Born: March 28, 1926
Died: March 23, 2001
Background/Significance: The first graduate of South Carolina State University to serve as its president (1968-86), Nance was serving as interim president when, on Feb. 8, 1968, three SC State students were killed by SC Highway Patrolmen during protests over a segregated bowling alley in Orangeburg. Nance, then 42, is credited with helping the school and city recover and move forward, working with then-Gov. Robert McNair to drive changes in relations between the races.

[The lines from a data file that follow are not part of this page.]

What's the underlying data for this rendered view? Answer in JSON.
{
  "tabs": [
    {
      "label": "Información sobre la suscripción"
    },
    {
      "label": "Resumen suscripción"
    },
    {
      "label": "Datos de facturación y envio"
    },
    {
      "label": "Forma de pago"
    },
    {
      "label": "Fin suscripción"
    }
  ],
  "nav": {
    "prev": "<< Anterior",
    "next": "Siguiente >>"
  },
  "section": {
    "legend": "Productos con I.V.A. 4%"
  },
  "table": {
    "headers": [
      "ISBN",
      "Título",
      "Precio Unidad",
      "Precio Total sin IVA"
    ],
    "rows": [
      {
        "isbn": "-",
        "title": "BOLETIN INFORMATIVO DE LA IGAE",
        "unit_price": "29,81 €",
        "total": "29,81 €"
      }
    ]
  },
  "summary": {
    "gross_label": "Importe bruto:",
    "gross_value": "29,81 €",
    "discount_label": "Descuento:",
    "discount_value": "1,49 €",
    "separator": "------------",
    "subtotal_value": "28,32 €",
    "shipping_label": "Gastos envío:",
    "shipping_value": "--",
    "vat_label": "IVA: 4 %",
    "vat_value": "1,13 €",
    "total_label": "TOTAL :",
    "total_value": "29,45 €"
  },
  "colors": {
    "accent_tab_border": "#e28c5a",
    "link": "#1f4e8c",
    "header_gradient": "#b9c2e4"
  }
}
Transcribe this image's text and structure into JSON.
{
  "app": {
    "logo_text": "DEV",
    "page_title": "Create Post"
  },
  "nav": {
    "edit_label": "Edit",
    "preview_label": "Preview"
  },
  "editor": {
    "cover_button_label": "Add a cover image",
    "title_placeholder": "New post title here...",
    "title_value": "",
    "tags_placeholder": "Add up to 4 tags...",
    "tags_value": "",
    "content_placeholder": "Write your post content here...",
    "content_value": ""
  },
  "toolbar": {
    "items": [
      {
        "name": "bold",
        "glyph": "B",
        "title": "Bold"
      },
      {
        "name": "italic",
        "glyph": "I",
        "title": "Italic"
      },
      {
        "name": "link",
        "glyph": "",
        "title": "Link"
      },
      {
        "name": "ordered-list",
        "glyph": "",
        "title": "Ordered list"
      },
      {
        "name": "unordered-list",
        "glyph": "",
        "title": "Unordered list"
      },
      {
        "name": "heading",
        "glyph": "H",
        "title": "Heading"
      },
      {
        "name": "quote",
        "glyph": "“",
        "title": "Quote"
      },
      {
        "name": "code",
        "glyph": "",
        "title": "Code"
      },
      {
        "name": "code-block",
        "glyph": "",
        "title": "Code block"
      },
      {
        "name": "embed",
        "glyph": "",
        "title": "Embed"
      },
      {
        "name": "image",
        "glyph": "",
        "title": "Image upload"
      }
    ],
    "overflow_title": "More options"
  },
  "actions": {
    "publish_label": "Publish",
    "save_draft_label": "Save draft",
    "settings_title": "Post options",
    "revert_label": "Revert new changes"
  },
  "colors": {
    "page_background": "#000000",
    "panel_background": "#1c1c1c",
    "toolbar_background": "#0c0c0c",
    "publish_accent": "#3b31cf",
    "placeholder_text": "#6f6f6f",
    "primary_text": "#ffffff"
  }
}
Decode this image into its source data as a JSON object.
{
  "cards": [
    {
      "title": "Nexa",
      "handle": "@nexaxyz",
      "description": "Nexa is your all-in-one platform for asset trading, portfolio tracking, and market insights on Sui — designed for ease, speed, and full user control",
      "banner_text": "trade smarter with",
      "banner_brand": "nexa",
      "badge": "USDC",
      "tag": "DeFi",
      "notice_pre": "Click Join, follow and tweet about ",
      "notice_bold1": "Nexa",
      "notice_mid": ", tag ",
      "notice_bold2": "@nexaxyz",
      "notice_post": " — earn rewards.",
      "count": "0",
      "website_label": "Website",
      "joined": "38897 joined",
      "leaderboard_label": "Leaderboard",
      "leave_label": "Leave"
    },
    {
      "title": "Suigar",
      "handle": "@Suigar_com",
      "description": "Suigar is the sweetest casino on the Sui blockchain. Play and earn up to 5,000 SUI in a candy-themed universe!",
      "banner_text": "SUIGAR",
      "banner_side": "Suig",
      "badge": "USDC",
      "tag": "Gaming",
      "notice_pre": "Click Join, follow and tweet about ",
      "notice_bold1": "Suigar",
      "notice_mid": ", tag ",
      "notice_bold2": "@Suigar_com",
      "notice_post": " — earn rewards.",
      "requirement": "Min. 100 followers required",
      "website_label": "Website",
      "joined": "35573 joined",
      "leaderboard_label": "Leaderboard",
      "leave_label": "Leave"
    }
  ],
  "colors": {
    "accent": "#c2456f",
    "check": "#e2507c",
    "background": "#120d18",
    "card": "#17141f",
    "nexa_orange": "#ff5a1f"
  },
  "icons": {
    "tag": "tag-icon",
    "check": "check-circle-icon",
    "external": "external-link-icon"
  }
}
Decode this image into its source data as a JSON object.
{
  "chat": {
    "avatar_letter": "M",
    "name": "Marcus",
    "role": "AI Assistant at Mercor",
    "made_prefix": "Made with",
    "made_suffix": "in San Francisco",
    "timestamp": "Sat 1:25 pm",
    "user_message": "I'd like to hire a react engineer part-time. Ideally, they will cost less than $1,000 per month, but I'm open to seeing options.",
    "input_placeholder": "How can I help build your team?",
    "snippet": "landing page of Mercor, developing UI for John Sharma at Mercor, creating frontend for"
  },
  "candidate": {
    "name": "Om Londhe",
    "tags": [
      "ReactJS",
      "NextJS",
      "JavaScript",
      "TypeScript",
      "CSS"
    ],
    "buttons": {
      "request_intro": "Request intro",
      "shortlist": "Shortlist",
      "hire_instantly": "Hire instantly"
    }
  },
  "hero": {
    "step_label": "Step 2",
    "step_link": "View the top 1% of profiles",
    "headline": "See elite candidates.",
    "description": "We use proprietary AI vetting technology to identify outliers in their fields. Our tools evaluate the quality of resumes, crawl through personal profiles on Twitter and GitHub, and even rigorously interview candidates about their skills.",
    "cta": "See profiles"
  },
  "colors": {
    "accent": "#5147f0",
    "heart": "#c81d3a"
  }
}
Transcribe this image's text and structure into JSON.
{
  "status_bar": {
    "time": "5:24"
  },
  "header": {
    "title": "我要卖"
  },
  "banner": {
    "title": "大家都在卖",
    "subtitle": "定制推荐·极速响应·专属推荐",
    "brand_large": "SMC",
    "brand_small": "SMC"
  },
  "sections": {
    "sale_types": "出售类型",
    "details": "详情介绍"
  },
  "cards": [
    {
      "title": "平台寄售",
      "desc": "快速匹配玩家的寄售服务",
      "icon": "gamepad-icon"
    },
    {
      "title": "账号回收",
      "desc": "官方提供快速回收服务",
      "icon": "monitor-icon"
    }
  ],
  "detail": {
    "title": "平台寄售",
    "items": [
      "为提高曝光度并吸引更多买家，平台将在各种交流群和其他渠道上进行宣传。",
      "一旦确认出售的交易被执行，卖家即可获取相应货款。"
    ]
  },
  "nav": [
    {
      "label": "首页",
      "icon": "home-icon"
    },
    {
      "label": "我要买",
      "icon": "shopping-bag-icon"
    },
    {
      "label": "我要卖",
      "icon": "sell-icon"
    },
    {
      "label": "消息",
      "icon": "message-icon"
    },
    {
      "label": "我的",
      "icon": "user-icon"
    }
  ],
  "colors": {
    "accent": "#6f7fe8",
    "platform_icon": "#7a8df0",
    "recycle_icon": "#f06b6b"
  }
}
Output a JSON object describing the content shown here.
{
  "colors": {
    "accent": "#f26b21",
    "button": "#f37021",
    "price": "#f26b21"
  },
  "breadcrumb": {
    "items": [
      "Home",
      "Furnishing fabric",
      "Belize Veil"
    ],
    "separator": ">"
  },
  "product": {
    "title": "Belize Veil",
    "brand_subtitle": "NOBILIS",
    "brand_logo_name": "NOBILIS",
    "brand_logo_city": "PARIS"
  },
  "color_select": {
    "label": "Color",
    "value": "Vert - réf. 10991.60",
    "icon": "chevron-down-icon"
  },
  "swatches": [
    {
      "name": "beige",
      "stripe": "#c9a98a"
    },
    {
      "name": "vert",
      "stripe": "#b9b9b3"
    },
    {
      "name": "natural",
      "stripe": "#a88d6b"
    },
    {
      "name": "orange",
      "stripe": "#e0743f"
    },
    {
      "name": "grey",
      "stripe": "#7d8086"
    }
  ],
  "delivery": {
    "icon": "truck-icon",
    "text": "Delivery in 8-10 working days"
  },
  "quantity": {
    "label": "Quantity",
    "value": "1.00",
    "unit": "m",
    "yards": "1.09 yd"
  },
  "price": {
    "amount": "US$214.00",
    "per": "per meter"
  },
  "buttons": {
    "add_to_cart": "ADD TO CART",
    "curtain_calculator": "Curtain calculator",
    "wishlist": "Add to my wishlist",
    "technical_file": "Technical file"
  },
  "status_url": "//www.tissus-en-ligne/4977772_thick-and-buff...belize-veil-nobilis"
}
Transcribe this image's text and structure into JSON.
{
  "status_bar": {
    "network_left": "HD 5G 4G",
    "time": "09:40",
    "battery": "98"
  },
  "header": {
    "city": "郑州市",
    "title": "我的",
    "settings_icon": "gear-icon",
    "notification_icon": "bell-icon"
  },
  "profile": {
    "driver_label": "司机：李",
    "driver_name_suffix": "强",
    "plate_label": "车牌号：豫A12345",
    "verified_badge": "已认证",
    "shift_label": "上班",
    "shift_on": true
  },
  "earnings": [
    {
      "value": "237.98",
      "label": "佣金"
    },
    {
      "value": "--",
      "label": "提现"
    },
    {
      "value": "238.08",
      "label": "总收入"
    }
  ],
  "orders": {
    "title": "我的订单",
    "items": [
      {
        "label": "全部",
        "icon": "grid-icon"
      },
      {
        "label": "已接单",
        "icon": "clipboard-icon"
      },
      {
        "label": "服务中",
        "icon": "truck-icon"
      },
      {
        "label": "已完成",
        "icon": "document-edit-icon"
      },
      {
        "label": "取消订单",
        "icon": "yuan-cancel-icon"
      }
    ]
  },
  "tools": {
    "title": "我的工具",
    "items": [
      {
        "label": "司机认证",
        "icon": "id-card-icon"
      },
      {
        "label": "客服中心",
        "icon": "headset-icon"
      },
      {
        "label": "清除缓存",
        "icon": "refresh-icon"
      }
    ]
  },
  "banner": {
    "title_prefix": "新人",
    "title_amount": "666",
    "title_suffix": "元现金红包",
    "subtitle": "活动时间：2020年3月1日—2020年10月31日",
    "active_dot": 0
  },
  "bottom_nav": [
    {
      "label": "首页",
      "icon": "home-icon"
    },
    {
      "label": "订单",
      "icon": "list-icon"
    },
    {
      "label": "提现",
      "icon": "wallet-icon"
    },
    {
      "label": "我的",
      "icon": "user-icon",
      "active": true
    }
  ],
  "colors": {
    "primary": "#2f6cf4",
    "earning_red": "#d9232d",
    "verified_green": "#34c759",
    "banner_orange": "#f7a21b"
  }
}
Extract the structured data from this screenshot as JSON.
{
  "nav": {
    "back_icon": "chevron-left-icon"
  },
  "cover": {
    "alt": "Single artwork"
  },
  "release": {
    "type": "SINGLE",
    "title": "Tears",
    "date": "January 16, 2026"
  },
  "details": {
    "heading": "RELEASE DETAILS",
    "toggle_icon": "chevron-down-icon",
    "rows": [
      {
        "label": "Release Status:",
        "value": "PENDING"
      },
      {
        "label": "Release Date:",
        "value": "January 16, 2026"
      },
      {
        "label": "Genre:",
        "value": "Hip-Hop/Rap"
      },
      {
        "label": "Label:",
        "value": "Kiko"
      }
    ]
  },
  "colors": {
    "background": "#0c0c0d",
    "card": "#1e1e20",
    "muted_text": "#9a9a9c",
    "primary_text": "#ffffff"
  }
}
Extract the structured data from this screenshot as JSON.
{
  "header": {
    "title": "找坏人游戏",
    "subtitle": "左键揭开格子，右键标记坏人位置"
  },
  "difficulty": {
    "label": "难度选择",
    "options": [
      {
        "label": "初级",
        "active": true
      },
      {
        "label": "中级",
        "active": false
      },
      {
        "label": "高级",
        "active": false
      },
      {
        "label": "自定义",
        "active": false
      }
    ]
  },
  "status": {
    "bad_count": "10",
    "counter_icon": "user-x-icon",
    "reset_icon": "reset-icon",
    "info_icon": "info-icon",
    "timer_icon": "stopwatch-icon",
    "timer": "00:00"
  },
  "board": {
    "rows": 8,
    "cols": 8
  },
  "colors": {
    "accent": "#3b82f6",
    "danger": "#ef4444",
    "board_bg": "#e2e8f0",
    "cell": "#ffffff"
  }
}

He became full-time president in June 1968. Under Nance, SC State doubled its enrollment and added two dozen degree programs.
A less-known accomplishment was Nance's leasing land from SC State's 150-acre dairy farm to the City of Orangeburg to build the town's first public golf course, Hillcrest, in 1974, enabling blacks (and whites) to play locally instead of driving to Columbia or Charleston.
South Carolina connection: A Columbia native who attended Booker T. Washington High, he worked at SC State for 15 years before becoming president and lived in Orangeburg until his death.
Discover more: Visit the SC African-American Honor Roll website, and read a 2008 profile of Nance's career from the Orangeburg Times & Democrat here.